Wilmington, DE—A federal bankruptcy judged today made it official: Dov Charney won’t be returning to American Apparel anytime soon.
Judge Brendan Shannon approved approved a reorganization that hands control of the retailer to senior lenders, rejecting Charney’s alternative proposal and eliminating what may have been his last shot at retaking control of the clothing chain he founded.
Senior lenders including Monarch Alternative Capital LP will trade their debt for control of the retailer, reducing its liabilities by about $200 million. Charney, who was thrown out in 2014, had assembled a group of investors to back his $320 million takeover plan. He claimed a “faithless” board and investors conspired to shut him out last week in testimony.
‘Milestone Behind Us’

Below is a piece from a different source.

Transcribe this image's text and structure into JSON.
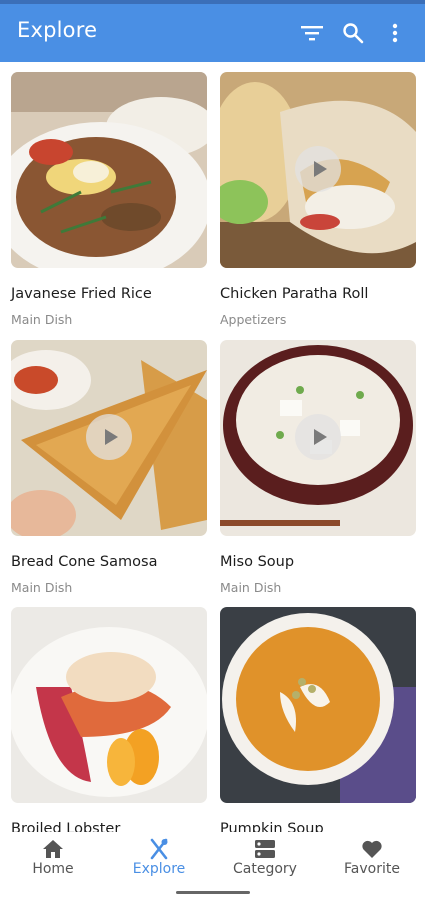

Charney had supported an investor group including Hagan Capital Group that submitted two takeover offers in recent months, including a $300-million bid that would have returned Charney to the helm of the Made-in-USA retailer. The American Apparel board of directors had rejected the proposal.

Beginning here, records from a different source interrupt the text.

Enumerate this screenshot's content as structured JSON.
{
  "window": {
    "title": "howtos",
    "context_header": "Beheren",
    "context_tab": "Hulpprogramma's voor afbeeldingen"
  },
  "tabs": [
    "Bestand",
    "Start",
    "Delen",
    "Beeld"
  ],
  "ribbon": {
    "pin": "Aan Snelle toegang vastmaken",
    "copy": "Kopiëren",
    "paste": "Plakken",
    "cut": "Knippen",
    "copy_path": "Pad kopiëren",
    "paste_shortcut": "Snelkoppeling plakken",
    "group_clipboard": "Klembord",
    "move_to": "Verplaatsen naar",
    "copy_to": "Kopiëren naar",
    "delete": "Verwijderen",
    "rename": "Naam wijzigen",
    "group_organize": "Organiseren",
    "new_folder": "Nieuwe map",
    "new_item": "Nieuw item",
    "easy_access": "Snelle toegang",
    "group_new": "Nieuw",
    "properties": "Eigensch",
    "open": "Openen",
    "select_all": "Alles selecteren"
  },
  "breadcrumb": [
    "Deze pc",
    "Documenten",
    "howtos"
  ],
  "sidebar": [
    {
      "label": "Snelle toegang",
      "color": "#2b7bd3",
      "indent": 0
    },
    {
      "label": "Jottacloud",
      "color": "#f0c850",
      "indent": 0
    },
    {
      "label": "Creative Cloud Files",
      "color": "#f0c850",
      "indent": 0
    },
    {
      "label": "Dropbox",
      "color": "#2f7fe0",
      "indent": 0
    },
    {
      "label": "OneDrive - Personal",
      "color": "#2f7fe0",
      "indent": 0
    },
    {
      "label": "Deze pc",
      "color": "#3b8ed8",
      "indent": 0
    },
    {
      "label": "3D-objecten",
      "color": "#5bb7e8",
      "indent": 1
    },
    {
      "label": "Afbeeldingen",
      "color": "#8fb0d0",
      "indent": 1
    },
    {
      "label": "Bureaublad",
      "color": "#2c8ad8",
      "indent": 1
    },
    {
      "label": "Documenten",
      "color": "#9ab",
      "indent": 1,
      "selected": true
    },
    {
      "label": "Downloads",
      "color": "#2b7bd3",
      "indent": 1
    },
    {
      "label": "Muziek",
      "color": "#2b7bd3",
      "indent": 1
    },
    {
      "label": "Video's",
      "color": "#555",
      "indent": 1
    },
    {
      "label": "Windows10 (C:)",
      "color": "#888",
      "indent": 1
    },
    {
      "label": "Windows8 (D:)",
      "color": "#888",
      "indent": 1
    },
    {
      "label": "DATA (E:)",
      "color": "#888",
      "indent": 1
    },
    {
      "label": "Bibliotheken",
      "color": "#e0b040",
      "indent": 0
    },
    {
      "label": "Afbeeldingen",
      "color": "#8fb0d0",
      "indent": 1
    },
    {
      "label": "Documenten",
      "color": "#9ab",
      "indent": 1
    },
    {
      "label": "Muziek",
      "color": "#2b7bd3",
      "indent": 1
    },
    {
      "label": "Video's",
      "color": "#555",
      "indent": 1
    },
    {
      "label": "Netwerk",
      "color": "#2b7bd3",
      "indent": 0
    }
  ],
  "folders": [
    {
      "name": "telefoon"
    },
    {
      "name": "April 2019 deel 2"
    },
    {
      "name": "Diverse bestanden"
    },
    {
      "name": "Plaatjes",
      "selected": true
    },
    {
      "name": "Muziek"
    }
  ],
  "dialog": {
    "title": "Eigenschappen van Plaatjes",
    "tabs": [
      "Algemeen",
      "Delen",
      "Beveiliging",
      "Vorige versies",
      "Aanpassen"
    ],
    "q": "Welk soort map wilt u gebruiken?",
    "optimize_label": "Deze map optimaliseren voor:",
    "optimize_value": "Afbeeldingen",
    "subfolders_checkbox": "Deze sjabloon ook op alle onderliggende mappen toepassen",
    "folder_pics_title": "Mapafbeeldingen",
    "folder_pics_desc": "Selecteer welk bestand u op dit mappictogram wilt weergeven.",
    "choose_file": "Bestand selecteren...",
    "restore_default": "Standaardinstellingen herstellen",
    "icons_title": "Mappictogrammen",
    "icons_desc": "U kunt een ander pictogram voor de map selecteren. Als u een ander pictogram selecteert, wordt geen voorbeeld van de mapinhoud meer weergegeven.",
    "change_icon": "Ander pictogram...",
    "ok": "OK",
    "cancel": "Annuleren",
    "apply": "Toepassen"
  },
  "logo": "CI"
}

American Apparel filed for bankruptcy protection last October after posting losses in every year since 2010. Of course, it didn’t help either that Charney was accused of misconduct which lead to his ouster in 2014.
The specialty retailer’s troubles are far from over, however. The current management has instituted a turnaround plan In November alone, the retailer reported a net loss of $14.5 million.
Saying that the judge’s decision basically confirmed management’s turnaround plans, CEO Paula Schneider stated: “This is a new day for the Company, and a positive outcome for our customers, vendors and employees. With this milestone behind us, we are now fully focused on executing our turnaround strategy as we continue working to drive revenue across our wholesale, retail and e-commerce businesses; create innovative, new and relevant products; launch new design and merchandising initiatives; and continue to deliver innovative and inclusive award-winning marketing campaigns.”